Posted on May 5, 2014 by Bob Berwyn
The Columbia River Basin, courtesy NASA Earth Observatory.
Some chemicals exceed limits set to protect human health
By Summit Voice
FRISCO — Even the Northwest’s mighty Columbia River isn’t immune to persistent chemical pollution federal scientists said last week, publicizing a new study that found fish with traces of pesticides and PCBs at levels that raise health concerns.
The data have been sent to state health officials in Oregon and Washington who will evaluate the new information to determine exactly how much of the resident fish are safe to eat.
The researchers measured contaminants, including pesticides, flame retardant compounds, and ingredients from common household products in the water and osprey eggs at 10 different locations along the Columbia River. Continue reading
Filed under: biodiversity, Environment | Tagged: Columbia River, endocrine disrupting chemicals, Environment, USGS, water quality | Leave a comment »
Posted on September 26, 2013 by Bob Berwyn
Columbia River study shows potential benefits of stored water

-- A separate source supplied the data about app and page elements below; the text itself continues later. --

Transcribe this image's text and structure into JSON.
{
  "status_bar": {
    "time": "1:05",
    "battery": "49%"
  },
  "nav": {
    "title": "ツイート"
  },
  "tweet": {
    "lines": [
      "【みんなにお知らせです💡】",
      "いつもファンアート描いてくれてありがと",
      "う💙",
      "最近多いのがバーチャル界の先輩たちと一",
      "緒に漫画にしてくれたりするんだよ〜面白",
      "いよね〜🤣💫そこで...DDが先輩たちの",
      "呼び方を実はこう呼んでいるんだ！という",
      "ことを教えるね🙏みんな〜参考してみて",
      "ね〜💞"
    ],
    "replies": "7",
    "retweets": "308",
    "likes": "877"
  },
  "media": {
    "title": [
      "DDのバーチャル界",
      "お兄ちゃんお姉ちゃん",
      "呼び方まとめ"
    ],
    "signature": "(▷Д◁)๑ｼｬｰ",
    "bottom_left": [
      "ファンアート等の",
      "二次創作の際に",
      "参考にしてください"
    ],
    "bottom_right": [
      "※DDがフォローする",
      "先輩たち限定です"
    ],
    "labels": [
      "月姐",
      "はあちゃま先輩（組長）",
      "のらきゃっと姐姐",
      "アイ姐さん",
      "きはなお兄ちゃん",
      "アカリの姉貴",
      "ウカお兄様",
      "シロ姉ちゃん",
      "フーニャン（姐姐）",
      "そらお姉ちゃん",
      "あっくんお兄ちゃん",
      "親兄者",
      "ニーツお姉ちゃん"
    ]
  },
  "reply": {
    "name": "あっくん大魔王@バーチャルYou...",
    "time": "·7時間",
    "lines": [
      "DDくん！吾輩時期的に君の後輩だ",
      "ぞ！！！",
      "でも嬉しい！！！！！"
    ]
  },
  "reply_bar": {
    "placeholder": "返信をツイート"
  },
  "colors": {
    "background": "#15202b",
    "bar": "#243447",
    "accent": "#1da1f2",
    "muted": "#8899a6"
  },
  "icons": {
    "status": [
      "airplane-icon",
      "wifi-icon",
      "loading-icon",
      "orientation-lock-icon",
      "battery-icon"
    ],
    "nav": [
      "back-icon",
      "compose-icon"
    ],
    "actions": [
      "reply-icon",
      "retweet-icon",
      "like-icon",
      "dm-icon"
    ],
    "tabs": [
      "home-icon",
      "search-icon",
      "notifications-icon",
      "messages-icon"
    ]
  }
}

This image from the Moderate Resolution Imaging Spectroradiometer (MODIS) shows snowcover for the Columbia River Basin in the Cascade Mountains of Washington State, taken on February 24, 2003 (250 meter resolution). Credit: Jeff Schmaltz MODIS Land Rapid Response Team, NASA/GSFC.
By Summit Voice
FRISCO — For all the environmental mayhem they’ve caused in the past, dams may help buffer some aquatic ecosystems from future global warming impacts, according to a new study from Oregon State University.
Specifically, the researchers said dams could provide “ecological and engineering resilience” to climate change in the Columbia River basin.
“The dams are doing what they are supposed to do, which is to use engineering – and management – to buffer us from climate variability and climate warming,” said Julia Jones, an Oregon State University hydrologist and co-author on the study. “The climate change signals that people have expected in stream flow haven’t been evident in the Columbia River basin because of the dams and reservoir management. That may not be the case elsewhere, however.” Continue reading
Filed under: climate and weather, Environment, global warming, rivers, water | Tagged: aquatic ecosystems, Columbia River, dams, global warming, Oregon State University | 1 Comment »